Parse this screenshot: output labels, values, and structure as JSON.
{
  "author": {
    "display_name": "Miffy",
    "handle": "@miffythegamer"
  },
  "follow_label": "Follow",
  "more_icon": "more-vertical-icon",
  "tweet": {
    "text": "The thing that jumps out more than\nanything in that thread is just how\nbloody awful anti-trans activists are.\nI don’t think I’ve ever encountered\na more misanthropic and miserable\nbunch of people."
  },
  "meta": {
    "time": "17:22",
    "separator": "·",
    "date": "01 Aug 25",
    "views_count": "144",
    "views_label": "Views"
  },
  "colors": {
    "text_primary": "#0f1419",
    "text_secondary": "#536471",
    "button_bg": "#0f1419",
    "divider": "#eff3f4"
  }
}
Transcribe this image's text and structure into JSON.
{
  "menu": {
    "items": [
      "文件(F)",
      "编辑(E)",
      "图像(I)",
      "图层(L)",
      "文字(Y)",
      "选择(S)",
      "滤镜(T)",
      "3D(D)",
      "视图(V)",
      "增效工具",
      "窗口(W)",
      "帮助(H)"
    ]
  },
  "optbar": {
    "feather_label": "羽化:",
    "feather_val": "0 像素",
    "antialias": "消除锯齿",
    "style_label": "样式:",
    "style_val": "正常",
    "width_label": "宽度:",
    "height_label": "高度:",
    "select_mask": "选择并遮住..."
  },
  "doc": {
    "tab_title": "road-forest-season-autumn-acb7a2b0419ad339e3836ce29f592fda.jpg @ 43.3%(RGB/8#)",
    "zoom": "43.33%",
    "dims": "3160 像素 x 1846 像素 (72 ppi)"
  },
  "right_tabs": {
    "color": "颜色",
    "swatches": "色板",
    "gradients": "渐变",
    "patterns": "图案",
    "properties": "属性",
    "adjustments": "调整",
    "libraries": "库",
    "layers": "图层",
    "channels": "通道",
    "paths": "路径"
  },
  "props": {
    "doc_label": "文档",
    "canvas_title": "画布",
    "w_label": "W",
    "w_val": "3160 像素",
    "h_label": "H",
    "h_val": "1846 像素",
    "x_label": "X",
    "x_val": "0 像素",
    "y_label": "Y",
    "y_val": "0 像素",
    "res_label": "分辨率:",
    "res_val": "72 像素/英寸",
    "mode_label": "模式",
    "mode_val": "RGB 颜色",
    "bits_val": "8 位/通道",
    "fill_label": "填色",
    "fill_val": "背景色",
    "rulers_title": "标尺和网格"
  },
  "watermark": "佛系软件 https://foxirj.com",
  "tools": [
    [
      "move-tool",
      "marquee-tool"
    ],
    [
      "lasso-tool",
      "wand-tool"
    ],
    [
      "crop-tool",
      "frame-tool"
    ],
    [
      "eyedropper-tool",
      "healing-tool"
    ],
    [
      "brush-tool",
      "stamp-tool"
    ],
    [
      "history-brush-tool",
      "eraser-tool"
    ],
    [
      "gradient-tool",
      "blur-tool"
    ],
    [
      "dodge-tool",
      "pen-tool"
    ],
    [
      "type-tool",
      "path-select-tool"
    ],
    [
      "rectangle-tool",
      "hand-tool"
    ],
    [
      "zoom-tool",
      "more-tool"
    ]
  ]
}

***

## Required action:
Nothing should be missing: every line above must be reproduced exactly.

## Response:
Parse this screenshot: output labels, values, and structure as JSON.
{
  "author": {
    "display_name": "Miffy",
    "handle": "@miffythegamer"
  },
  "follow_label": "Follow",
  "more_icon": "more-vertical-icon",
  "tweet": {
    "text": "The thing that jumps out more than\nanything in that thread is just how\nbloody awful anti-trans activists are.\nI don’t think I’ve ever encountered\na more misanthropic and miserable\nbunch of people."
  },
  "meta": {
    "time": "17:22",
    "separator": "·",
    "date": "01 Aug 25",
    "views_count": "144",
    "views_label": "Views"
  },
  "colors": {
    "text_primary": "#0f1419",
    "text_secondary": "#536471",
    "button_bg": "#0f1419",
    "divider": "#eff3f4"
  }
}
Transcribe this image's text and structure into JSON.
{
  "menu": {
    "items": [
      "文件(F)",
      "编辑(E)",
      "图像(I)",
      "图层(L)",
      "文字(Y)",
      "选择(S)",
      "滤镜(T)",
      "3D(D)",
      "视图(V)",
      "增效工具",
      "窗口(W)",
      "帮助(H)"
    ]
  },
  "optbar": {
    "feather_label": "羽化:",
    "feather_val": "0 像素",
    "antialias": "消除锯齿",
    "style_label": "样式:",
    "style_val": "正常",
    "width_label": "宽度:",
    "height_label": "高度:",
    "select_mask": "选择并遮住..."
  },
  "doc": {
    "tab_title": "road-forest-season-autumn-acb7a2b0419ad339e3836ce29f592fda.jpg @ 43.3%(RGB/8#)",
    "zoom": "43.33%",
    "dims": "3160 像素 x 1846 像素 (72 ppi)"
  },
  "right_tabs": {
    "color": "颜色",
    "swatches": "色板",
    "gradients": "渐变",
    "patterns": "图案",
    "properties": "属性",
    "adjustments": "调整",
    "libraries": "库",
    "layers": "图层",
    "channels": "通道",
    "paths": "路径"
  },
  "props": {
    "doc_label": "文档",
    "canvas_title": "画布",
    "w_label": "W",
    "w_val": "3160 像素",
    "h_label": "H",
    "h_val": "1846 像素",
    "x_label": "X",
    "x_val": "0 像素",
    "y_label": "Y",
    "y_val": "0 像素",
    "res_label": "分辨率:",
    "res_val": "72 像素/英寸",
    "mode_label": "模式",
    "mode_val": "RGB 颜色",
    "bits_val": "8 位/通道",
    "fill_label": "填色",
    "fill_val": "背景色",
    "rulers_title": "标尺和网格"
  },
  "watermark": "佛系软件 https://foxirj.com",
  "tools": [
    [
      "move-tool",
      "marquee-tool"
    ],
    [
      "lasso-tool",
      "wand-tool"
    ],
    [
      "crop-tool",
      "frame-tool"
    ],
    [
      "eyedropper-tool",
      "healing-tool"
    ],
    [
      "brush-tool",
      "stamp-tool"
    ],
    [
      "history-brush-tool",
      "eraser-tool"
    ],
    [
      "gradient-tool",
      "blur-tool"
    ],
    [
      "dodge-tool",
      "pen-tool"
    ],
    [
      "type-tool",
      "path-select-tool"
    ],
    [
      "rectangle-tool",
      "hand-tool"
    ],
    [
      "zoom-tool",
      "more-tool"
    ]
  ]
}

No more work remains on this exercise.